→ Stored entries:

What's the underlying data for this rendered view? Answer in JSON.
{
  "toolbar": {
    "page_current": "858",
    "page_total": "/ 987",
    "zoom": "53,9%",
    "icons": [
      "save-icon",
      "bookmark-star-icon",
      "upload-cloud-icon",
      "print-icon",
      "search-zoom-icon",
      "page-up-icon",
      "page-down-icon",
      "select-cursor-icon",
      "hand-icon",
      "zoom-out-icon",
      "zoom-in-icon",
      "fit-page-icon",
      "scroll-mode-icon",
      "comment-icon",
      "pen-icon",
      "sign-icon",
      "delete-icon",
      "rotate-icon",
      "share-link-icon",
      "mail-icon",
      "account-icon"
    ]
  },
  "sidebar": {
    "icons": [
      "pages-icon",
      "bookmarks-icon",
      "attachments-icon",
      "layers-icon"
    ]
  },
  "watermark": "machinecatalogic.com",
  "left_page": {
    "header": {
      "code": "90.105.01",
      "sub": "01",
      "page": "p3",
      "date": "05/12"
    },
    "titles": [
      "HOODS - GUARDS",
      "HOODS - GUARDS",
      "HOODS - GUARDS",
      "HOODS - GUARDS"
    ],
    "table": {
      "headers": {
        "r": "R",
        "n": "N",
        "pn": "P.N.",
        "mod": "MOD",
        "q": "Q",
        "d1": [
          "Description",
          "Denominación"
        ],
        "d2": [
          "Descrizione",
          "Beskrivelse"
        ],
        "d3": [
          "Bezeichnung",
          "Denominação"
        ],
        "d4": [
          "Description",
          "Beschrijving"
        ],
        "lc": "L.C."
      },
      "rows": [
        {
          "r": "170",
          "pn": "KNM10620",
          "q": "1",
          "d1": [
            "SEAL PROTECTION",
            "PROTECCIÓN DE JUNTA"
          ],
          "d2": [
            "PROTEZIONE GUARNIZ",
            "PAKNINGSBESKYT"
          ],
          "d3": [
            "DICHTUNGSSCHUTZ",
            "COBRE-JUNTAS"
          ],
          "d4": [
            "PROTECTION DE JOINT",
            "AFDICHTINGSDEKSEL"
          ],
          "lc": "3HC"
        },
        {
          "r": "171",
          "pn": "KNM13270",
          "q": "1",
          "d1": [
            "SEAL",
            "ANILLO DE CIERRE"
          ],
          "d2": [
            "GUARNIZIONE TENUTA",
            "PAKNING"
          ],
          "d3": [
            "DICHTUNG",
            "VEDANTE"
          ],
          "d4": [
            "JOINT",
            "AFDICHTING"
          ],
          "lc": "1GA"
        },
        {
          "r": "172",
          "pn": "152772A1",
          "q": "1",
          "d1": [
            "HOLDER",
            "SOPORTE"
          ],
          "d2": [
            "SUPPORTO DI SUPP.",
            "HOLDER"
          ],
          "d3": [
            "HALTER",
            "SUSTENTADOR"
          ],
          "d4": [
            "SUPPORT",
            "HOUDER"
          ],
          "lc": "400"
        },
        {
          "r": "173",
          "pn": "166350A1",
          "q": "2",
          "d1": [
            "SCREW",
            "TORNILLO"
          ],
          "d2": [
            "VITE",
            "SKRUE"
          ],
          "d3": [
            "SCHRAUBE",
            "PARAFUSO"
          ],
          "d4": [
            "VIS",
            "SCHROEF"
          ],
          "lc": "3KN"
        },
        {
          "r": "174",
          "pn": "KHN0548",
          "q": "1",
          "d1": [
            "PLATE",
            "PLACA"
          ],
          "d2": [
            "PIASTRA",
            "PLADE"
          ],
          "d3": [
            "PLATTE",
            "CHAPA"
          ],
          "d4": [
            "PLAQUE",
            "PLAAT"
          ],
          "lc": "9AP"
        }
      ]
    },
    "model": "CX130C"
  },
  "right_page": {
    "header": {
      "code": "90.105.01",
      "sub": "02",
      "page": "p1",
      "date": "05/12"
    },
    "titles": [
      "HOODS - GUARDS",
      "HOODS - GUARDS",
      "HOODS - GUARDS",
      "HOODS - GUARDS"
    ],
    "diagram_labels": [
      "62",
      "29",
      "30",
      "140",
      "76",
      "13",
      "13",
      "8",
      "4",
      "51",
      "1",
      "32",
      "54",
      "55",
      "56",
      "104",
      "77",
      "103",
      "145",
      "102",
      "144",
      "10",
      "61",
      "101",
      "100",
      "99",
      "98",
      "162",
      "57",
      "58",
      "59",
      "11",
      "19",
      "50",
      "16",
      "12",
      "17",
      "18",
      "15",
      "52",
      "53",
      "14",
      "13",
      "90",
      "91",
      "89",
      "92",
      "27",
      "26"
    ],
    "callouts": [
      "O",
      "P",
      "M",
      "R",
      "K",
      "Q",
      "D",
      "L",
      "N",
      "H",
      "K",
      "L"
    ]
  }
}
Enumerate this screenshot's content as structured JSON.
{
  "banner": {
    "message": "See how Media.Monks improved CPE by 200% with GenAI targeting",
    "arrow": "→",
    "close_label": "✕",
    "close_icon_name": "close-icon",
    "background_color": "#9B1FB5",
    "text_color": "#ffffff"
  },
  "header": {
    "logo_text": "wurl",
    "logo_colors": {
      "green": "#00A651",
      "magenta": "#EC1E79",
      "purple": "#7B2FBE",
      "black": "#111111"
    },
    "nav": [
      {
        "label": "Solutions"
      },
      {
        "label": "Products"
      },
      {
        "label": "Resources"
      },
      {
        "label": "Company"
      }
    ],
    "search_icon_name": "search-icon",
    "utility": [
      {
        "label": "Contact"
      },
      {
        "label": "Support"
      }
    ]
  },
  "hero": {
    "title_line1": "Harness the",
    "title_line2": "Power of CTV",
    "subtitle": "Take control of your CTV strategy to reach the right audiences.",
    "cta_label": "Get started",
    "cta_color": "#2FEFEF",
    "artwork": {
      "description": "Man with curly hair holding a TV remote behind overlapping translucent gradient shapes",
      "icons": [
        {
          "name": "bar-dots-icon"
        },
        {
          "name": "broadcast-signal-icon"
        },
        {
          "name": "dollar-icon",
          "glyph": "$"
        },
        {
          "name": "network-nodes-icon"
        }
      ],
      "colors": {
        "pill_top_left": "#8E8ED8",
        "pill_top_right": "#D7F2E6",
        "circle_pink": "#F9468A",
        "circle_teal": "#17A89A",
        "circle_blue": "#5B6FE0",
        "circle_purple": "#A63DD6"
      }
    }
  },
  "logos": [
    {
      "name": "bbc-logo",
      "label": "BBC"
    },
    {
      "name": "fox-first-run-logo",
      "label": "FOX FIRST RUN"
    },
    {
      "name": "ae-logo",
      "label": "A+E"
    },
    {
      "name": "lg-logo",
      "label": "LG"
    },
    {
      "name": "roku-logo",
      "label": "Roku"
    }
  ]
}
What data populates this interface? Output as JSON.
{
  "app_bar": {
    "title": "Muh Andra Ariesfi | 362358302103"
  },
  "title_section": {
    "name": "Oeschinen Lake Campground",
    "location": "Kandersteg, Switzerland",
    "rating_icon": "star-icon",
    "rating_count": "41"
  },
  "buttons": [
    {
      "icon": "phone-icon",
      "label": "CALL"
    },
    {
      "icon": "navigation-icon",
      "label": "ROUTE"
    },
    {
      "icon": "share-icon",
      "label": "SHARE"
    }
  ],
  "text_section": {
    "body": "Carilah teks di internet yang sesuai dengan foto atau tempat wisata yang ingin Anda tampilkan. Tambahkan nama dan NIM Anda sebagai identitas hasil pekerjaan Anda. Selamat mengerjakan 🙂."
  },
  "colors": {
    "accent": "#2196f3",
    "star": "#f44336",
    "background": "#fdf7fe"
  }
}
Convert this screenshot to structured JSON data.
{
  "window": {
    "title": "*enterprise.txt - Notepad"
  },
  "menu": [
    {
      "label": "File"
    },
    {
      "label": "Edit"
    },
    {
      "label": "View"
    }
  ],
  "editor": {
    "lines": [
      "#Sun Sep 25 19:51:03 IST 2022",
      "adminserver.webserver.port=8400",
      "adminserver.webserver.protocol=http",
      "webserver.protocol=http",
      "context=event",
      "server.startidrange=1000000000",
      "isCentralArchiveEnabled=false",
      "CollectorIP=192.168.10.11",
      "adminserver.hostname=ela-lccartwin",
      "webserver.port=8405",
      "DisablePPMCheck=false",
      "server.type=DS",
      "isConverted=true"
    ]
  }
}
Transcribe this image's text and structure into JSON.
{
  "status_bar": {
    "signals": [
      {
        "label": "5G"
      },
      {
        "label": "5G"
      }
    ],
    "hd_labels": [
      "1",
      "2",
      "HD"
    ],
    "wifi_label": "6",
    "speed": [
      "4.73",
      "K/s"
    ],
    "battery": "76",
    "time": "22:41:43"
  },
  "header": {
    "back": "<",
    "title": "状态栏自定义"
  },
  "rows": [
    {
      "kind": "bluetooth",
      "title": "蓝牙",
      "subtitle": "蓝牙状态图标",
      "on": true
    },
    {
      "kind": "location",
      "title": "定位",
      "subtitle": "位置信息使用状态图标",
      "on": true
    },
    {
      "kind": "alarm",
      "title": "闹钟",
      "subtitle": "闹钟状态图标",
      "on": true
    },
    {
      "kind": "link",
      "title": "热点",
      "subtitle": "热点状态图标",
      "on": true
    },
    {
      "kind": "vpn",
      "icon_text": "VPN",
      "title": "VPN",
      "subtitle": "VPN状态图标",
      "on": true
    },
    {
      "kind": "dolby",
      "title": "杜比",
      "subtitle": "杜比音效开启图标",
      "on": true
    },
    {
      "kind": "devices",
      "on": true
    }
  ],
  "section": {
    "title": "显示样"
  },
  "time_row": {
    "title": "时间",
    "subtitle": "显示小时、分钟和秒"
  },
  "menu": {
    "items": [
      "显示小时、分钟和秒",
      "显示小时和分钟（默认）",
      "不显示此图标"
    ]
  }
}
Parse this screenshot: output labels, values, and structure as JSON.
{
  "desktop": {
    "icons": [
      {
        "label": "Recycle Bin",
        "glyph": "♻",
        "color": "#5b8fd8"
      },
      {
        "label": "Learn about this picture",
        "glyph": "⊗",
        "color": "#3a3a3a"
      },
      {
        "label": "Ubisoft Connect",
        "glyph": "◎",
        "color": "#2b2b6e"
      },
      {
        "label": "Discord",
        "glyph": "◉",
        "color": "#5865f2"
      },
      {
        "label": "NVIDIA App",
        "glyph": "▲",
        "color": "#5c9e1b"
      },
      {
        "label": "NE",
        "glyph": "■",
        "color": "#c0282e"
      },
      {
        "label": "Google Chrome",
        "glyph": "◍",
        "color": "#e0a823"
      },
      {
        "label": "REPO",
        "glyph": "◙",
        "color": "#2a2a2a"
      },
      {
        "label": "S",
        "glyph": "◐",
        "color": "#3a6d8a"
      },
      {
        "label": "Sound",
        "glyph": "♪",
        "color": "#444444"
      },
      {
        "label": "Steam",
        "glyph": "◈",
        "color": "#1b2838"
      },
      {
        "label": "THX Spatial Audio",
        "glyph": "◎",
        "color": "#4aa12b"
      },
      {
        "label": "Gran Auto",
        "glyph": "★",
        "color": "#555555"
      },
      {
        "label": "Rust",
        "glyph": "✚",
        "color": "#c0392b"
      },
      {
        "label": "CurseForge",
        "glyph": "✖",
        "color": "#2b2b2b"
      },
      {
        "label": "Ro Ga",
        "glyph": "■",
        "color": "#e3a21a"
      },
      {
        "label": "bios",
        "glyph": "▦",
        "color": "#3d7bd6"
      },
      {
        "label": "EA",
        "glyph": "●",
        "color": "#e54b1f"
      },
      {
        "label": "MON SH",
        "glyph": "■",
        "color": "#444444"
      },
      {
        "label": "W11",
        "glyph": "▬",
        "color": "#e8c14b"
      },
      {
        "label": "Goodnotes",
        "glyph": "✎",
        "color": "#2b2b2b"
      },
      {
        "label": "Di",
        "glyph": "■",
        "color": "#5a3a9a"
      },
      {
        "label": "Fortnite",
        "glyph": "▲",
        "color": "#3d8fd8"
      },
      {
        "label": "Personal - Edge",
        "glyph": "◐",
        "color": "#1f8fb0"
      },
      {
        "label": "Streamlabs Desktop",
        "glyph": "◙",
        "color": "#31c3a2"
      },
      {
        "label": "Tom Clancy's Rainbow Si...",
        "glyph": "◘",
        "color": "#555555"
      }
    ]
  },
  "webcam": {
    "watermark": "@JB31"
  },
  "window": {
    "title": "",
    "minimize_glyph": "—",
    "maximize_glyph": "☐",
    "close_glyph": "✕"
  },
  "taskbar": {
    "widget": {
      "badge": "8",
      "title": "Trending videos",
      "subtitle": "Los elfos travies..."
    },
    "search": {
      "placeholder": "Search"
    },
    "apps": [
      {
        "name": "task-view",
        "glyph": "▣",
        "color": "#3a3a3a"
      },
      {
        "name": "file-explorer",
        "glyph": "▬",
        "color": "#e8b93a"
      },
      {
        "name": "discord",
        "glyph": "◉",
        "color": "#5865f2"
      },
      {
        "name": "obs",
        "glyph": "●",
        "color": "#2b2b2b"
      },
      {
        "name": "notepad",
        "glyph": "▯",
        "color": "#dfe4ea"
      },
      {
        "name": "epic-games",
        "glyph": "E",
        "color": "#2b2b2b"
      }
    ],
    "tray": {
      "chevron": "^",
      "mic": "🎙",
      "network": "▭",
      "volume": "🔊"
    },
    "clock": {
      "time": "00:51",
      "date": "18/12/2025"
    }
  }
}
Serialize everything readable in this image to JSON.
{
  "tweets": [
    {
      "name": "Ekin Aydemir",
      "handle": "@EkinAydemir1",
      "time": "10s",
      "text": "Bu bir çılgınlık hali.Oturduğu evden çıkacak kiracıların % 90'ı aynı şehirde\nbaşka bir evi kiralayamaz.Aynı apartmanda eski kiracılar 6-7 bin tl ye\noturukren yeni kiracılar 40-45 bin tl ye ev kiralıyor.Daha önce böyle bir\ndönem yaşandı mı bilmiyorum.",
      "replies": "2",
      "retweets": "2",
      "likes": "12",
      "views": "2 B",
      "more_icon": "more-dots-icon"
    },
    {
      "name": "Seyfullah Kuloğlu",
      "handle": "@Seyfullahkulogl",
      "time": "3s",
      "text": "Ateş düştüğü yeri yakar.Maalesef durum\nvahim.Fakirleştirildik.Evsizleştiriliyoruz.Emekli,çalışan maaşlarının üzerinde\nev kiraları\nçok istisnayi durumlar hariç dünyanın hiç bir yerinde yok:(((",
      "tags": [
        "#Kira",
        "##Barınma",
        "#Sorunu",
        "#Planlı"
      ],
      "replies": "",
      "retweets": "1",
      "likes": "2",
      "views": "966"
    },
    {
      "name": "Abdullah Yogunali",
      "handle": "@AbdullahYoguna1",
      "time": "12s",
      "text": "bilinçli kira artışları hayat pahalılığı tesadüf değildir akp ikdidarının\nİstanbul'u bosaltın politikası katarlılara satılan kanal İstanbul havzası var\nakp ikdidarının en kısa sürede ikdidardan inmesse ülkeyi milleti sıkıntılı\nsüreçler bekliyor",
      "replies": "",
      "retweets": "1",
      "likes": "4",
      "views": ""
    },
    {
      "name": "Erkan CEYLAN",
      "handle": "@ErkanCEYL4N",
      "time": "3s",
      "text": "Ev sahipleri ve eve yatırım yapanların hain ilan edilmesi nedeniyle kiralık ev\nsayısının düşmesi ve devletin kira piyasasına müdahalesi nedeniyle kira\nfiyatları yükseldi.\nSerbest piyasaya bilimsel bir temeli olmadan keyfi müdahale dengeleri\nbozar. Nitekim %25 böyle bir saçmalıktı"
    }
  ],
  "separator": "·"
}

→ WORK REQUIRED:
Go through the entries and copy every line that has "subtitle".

→ TASK ANSWER:
    "subtitle": "Take control of your CTV strategy to reach the right audiences.",
      "subtitle": "蓝牙状态图标",
      "subtitle": "位置信息使用状态图标",
      "subtitle": "闹钟状态图标",
      "subtitle": "热点状态图标",
      "subtitle": "VPN状态图标",
      "subtitle": "杜比音效开启图标",
    "subtitle": "显示小时、分钟和秒"
      "subtitle": "Los elfos travies..."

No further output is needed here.